  • Mold
  • Bacteria
  • Fungi
  • Pollen
  • Dust
  • Mites
On top of that, new paints, carpets and furnishings are known to radiate volatile organic compounds (VOC's) that are toxic and can cause you harm. It is believed that sick building syndrome can make you feel nauseous, light headed and can be the cause of allergy symptoms and many neurotoxic health problems.

Another contributor of poor air quality can be gas stoves or ovens. Regular use of household gas appliances can create a build up of unwanted nitrogen oxides in your home.

The good news? Plants are a natural filtration system and have oxygen replenishing qualities! They actually absorb pollutants in the air and emit fresh oxygen - It is said that they absorb nasty toxins and pollutants in the air through their leaves and then transmit these toxins to the roots, where they are converted into nutrients for the plant.
By having plants in your home you can reduce the levels of these toxins and contaminants dramatically, leaving the air cleaner and fresher.

Cacti and your computer...
Some electronic devices, such as computers, televisions, video recorders and DVD/CD players emit small amounts of EMF radiation. Cacti are believed to be excellent absorbers of these emissions and can help ease minor headaches and reduce electromagnetic stress associated with EMF radiation. How it works is that the spines on a cactus apparently attract charged ions in the air and change ionisation levels of a room.
So it is a great idea to keep a cactus or two on your desk and definitely next to your computer!

For more information, visit www.fickleprickles.com.au

31 March, 2010

Easter Gifts

Don't forget the Kalamunda Farmer's Twilight Easter Market is on tonight, Wed 31st March and we have a stall there with lots of Easter Gifts!!! It runs from 5 - 8pm.

If you miss that one, we also have our usual stall at the Rotary Kalamunda Markets this Saturday, 3rd April - 9am - 4pm. Both are located on Barber St in Kalamunda.

23 March, 2010

Market Stall

The Roleystone Autumn Festival was a great success and we would like to thank all those involved in making our stall possible.

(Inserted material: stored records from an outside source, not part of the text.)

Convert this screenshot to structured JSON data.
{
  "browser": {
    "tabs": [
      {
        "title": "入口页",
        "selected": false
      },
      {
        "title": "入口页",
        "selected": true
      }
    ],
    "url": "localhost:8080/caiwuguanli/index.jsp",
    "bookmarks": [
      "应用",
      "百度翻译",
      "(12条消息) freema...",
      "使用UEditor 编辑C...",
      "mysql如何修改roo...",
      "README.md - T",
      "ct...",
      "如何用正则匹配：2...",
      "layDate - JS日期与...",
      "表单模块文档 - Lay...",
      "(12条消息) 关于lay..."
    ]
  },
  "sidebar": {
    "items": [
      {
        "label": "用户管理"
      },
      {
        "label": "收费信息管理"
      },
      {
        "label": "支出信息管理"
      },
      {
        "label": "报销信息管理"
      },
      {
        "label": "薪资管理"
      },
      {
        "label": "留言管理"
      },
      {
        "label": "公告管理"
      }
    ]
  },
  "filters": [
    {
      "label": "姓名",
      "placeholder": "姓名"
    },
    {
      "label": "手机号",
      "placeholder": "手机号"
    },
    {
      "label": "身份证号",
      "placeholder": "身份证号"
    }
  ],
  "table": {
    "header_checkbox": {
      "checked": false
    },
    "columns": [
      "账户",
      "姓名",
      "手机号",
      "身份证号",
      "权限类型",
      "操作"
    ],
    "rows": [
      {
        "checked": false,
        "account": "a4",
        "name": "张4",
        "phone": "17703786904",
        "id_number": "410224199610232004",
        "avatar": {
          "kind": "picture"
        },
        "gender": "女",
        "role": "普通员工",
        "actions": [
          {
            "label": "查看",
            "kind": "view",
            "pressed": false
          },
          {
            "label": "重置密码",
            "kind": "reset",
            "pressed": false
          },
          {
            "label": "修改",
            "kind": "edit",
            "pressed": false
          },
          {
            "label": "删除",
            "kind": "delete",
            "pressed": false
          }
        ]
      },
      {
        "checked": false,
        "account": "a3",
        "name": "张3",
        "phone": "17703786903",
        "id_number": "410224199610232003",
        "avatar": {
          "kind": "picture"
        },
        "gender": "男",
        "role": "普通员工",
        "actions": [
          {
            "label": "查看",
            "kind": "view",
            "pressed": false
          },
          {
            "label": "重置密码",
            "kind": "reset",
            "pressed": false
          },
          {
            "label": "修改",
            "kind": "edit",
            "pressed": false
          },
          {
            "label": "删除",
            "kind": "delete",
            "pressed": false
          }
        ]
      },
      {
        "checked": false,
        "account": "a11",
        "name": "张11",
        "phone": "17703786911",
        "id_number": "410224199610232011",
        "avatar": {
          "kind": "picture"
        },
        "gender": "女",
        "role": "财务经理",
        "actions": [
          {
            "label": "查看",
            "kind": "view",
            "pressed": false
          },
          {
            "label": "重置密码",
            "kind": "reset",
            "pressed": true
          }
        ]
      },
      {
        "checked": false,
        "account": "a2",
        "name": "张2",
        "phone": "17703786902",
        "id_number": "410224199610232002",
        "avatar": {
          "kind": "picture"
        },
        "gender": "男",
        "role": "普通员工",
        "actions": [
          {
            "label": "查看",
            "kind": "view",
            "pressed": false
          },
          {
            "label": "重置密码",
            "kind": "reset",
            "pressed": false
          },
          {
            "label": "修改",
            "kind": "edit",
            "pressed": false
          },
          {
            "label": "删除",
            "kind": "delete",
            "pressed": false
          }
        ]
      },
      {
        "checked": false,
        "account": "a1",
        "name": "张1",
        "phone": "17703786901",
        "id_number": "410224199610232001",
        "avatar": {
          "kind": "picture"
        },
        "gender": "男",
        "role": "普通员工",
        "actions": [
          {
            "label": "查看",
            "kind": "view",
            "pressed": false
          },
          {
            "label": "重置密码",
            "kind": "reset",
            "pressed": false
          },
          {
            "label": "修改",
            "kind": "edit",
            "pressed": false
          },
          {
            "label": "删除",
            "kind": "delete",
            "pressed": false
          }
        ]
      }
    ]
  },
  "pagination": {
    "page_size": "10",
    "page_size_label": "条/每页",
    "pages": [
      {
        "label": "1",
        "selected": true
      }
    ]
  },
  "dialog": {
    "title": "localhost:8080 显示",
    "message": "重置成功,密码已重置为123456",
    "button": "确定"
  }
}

This makes our third installment of market/fair fun-ness, with the last two being at the Kalamunda Markets which was also heaps of fun and very successful.

Next up is the Southlands Willetton Rotary Community Fair which will be on this Sunday, the 28th March, 10am to 4pm. It is at the Burrendah Reserve, Corner of Pinetree Gully Rd & Burrendah Blvd, Willetton. Hope to see you all there!

We will also still continue to be at the Kalamunda markets every month, on the first Saturday of each month. We're located on Barber Rd, just outside the post office.

Website Construction

There has been some major progress in completing our website/online store. We hope to be up and running very, very soon!

we are working hard at getting an online store integrated as soon as possible... stay tuned folks!